And a lot of Asia-based schools aren’t particularly good at encouraging this diversity among their students. The top-ranked Indian school, the Institute of Management in Ahmedebad, had only 1 per cent non-Indian students in 2011-12. Somewhat better was the China Europe International Business School, with 40 per cent international students. But compared to the Oxford-based Said Business School, which had a full 93 per cent international cohort in 2011-12, it becomes apparent that many Asian schools are behind the curve when it comes to linking their students with a truly international network.

It’s not clear what physical relocation to Asia gives a student in terms of cultivating a specific ability to succeed in the region’s expanding economy.

Richard Burns, editor of, suggests that it’s more worthwhile to consider European schools with “close relations with institutions in emerging markets.” Paris’s Insead, has another campus in Singapore. Cass Business School runs an executive MBA course from its Dubai offshoot.
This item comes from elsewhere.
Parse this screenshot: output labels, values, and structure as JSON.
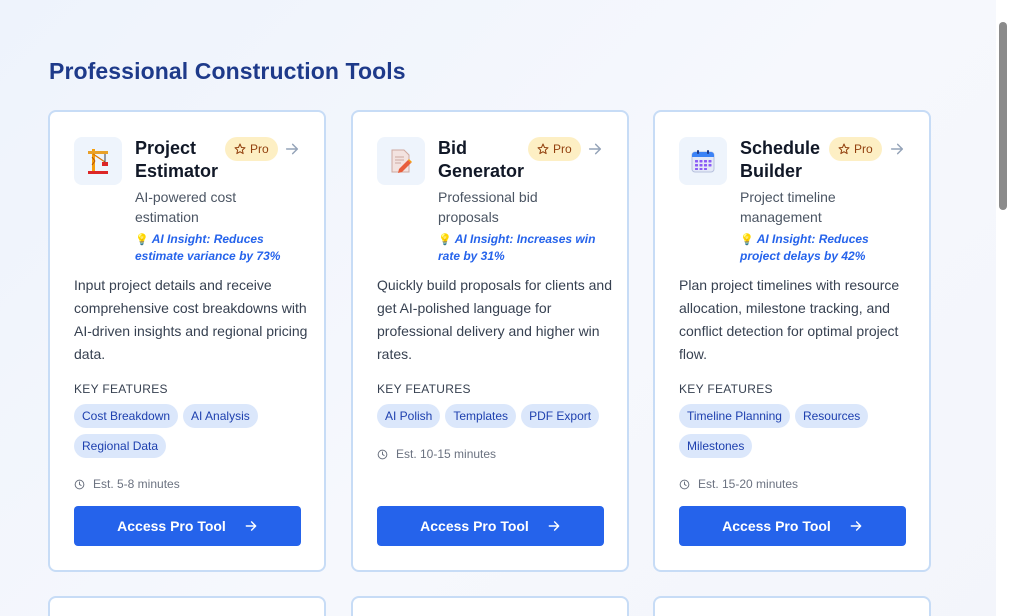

The point of this outward pollination by Western schools is to give students a better understanding of what Seymour calls the “full political, cultural and technological dimensions of business.” Their importance, therefore, is not about asking MBA students to rote-learn the precise cultural business practices of Vietnam, for example. Rather, schools want to enable students to apply the broader knowledge and skills they’ve learned in the classroom to real-life situations – anywhere.

In fact, Professor Zeger Degraeve, dean of Melbourne Business School in Australia, explains that the emerging market familiarity his school provides isn’t possible without its general educational backdrop. “Graduates can expect to be quite mobile in their careers,” he says, “and an excellent command of general management skills is a prerequisite for any global engagement.” Given this typical post-MBA mobility, there’s little sense in pre-deciding where you’ll be working in the future before you’ve even started your course.

Leaving aside future expectations, current evidence shows that current MBA graduates can earn far more in developed economies.’s Jobs and Salary Trends report suggests that, in 2011, MBA salaries in Asia averaged only $59,600 (£37,690) per annum compared to a Western European average of $93,400. Developed economies are still the best places for MBAs to work.

Even so, one of the major benefits of pursuing an MBA is that it provides business students with the education and skills to widen their career prospects (into different sectors, markets, and job roles), alongside a chance to reassess their career priorities.

It isn’t sensible to pre-decide what you want to do after your MBA before you’ve even started. Asian-based business schools in emerging market economies have their benefits and are coming on in leaps and bounds. But their Western-based rivals haven’t stood still either. It’s not yet time to take the first flight East.



1 Stanford Graduate School of Business

2 Harvard Business School

3 University of Pennsylvania

4 London Business School

5 Columbia Business School

6 Insead (France/Singapore)

7 MIT: Sloan

8 IE Business School (Spain)

9 Iese (Spain)

10 Hong Kong UST Business School


1 Hong Kong UST Business School

2 Indian Institute of Management

3 Indian School of Business

4 National University of Singapore

5 Ceibs China

6 CUHK Business School

7 Nanyang Business School

8 University of Hong Kong

9 Australian School of Business

10 Peking University